> **SUPPLIED RECORDS**:
>>>
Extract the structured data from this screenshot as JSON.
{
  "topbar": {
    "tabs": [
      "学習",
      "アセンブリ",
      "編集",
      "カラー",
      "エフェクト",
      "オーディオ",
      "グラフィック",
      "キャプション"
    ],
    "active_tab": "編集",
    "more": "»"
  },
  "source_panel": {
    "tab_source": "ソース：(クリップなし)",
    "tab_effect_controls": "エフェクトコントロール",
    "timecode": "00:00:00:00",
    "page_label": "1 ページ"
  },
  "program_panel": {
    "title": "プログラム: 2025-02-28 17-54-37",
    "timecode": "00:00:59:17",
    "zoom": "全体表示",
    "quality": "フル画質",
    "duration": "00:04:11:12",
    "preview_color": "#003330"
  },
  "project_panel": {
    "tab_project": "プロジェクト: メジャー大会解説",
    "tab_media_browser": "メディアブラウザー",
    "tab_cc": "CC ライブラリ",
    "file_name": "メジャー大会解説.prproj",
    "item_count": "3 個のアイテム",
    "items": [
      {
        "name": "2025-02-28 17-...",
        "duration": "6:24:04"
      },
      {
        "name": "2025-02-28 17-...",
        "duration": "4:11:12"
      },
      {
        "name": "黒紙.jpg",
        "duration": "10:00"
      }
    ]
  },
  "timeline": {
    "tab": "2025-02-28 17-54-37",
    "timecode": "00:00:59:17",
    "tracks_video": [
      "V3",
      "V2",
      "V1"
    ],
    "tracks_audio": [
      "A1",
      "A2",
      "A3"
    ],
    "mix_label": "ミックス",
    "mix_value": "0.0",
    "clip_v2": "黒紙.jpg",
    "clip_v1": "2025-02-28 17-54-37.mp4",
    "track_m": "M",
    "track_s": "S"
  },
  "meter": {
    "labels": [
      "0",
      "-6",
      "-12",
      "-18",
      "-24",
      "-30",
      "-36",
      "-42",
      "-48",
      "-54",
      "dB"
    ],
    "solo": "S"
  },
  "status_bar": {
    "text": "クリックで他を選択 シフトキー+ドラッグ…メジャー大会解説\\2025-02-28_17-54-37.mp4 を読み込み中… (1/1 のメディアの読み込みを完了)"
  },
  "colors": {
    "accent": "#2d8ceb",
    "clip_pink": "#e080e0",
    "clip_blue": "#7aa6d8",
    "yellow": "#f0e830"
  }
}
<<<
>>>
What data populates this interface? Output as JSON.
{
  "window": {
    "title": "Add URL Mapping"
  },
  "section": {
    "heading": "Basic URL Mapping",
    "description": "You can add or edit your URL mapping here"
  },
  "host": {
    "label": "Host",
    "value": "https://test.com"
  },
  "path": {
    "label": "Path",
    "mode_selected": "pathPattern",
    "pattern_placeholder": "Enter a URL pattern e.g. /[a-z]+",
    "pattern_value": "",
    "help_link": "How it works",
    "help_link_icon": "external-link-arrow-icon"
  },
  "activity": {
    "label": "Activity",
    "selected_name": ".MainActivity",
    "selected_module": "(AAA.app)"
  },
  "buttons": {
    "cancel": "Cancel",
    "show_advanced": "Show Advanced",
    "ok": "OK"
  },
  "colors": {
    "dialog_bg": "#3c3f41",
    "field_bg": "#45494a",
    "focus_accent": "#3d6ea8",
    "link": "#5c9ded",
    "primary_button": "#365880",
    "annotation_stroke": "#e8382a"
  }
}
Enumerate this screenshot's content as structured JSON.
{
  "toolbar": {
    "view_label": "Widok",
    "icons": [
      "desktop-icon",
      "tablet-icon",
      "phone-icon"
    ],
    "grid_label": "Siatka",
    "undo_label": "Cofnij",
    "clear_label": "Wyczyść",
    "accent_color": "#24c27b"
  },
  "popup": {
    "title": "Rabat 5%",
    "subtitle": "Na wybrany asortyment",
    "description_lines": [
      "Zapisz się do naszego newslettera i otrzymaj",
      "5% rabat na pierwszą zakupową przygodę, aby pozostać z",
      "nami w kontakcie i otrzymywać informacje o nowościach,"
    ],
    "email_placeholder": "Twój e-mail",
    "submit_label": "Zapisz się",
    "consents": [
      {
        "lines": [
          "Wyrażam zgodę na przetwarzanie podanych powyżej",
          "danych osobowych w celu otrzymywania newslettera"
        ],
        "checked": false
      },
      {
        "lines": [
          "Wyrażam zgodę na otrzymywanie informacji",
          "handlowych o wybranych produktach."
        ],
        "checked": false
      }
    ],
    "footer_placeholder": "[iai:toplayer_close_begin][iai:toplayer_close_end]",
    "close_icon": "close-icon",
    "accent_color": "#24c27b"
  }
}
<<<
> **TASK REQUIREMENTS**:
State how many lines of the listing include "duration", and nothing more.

> **ANSWER TO THE PROBLEM**:
4